Let me mention, as other members have done, the specialist swimming pool at Robin house. It is a wonderfully sauna-like environment—very warm and cosy—and it resounds to the splashes of children playing in a pool that is suited to their needs, with relaxing physiotherapy and stunning views across the countryside and the garden.

The garden at Robin house is fantastic. Mary Fee has covered many of the services that are available there, but I want to focus on the garden. The previous time that I visited, I planted trees and bushes with Patrick Harvie, who is not in the chamber this afternoon. His mum, Rose, volunteers at Robin house, so he was press-ganged into going along. We had typically Scottish weather—it was a little bit damp, but we are hardy souls. It really did not matter, because it is such a fabulous, colourful space in which children and, dare I say, adults can roam free and have adventures, whether in the pirate ship or getting lost in the jungle of the garden. When I think of the garden, I think of laughter, fun, serenity and safety. We just need to work on the sunshine.

I give a big shout out to Maggie, who is responsible for the garden, and to the army of volunteers who support her in her work. Indeed, our thanks go to all the volunteers, staff and trustees.

I remember when CHAS decided to establish a hospice at Robin house. We had a little local difficulty with planning, but we overcame that obstacle. All I can think of is the extent to which my constituents in Dumbarton, the Vale of Leven and Helensburgh went into fundraising overdrive. I have never been to so many bake sales and tombolas, donated so many bottles of Scottish Parliament whisky or sponsored so many people in my life, but it was all for a great cause.

The fundraising continues, and the chief executive of West Dunbartonshire Council, Joyce White, is about to trek across the Sahara for CHAS. I encourage members to sponsor her. Less kind people are hoping that she stays there for a while, but I would not dream of saying that.
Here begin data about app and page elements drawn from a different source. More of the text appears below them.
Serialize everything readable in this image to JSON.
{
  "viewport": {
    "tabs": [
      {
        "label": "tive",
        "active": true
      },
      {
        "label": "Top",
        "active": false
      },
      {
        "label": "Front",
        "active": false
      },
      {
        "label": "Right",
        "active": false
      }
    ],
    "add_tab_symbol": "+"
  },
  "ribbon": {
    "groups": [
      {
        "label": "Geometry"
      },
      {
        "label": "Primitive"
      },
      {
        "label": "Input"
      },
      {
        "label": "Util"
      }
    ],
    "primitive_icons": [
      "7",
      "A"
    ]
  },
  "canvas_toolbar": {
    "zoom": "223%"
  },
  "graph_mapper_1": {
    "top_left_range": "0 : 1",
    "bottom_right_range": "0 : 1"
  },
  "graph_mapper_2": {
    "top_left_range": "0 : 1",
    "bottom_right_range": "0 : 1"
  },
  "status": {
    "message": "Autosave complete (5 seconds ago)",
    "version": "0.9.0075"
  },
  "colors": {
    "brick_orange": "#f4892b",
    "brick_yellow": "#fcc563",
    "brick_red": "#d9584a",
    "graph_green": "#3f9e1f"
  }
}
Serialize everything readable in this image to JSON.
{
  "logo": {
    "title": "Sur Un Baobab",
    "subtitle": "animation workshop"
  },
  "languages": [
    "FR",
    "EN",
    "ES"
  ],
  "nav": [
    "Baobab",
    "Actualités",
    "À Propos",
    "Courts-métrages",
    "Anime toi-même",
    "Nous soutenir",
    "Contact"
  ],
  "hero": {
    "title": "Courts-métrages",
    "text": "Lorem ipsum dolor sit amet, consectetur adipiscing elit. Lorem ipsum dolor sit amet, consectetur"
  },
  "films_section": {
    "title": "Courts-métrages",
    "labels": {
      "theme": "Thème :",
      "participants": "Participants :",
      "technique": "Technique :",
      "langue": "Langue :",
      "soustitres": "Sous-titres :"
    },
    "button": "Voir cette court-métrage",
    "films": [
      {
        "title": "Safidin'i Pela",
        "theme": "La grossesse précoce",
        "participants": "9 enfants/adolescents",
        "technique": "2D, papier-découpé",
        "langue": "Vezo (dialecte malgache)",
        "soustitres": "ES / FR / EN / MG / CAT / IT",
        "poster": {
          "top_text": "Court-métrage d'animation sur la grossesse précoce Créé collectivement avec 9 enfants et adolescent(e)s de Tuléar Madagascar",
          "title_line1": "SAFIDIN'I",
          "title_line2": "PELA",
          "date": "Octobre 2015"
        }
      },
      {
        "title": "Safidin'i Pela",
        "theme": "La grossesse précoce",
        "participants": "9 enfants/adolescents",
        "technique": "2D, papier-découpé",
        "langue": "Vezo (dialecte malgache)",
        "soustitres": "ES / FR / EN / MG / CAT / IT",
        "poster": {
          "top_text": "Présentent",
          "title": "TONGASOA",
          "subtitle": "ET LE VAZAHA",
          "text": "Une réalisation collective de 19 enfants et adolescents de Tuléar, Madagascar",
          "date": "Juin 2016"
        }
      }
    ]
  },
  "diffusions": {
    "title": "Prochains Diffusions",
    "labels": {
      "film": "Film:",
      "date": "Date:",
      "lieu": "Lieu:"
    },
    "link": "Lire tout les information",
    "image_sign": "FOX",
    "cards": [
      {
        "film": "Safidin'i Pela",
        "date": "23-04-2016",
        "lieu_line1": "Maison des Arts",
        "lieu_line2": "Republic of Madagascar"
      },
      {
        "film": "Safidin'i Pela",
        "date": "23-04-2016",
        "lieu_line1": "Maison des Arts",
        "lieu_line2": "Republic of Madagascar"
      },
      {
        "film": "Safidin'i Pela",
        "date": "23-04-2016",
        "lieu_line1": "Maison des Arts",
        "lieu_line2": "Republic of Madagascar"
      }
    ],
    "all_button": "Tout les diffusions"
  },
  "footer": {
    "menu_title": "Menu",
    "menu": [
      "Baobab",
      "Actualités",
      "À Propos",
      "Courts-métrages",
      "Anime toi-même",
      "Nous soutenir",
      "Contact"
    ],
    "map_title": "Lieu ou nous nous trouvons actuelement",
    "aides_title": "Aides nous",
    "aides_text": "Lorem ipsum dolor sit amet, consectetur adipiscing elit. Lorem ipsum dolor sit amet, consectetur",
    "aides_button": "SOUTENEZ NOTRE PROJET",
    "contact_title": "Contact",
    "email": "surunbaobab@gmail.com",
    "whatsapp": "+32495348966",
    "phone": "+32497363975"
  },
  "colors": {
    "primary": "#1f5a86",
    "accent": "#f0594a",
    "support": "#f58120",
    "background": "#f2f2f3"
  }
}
Whether through the hospices in Balloch and Kinross or the home care service, CHAS’s valued support and care reaches every corner of the country, and for every child that CHAS cares for, it supports a further five family members. I cannot commend highly enough the work that CHAS does—it truly keeps the joy alive.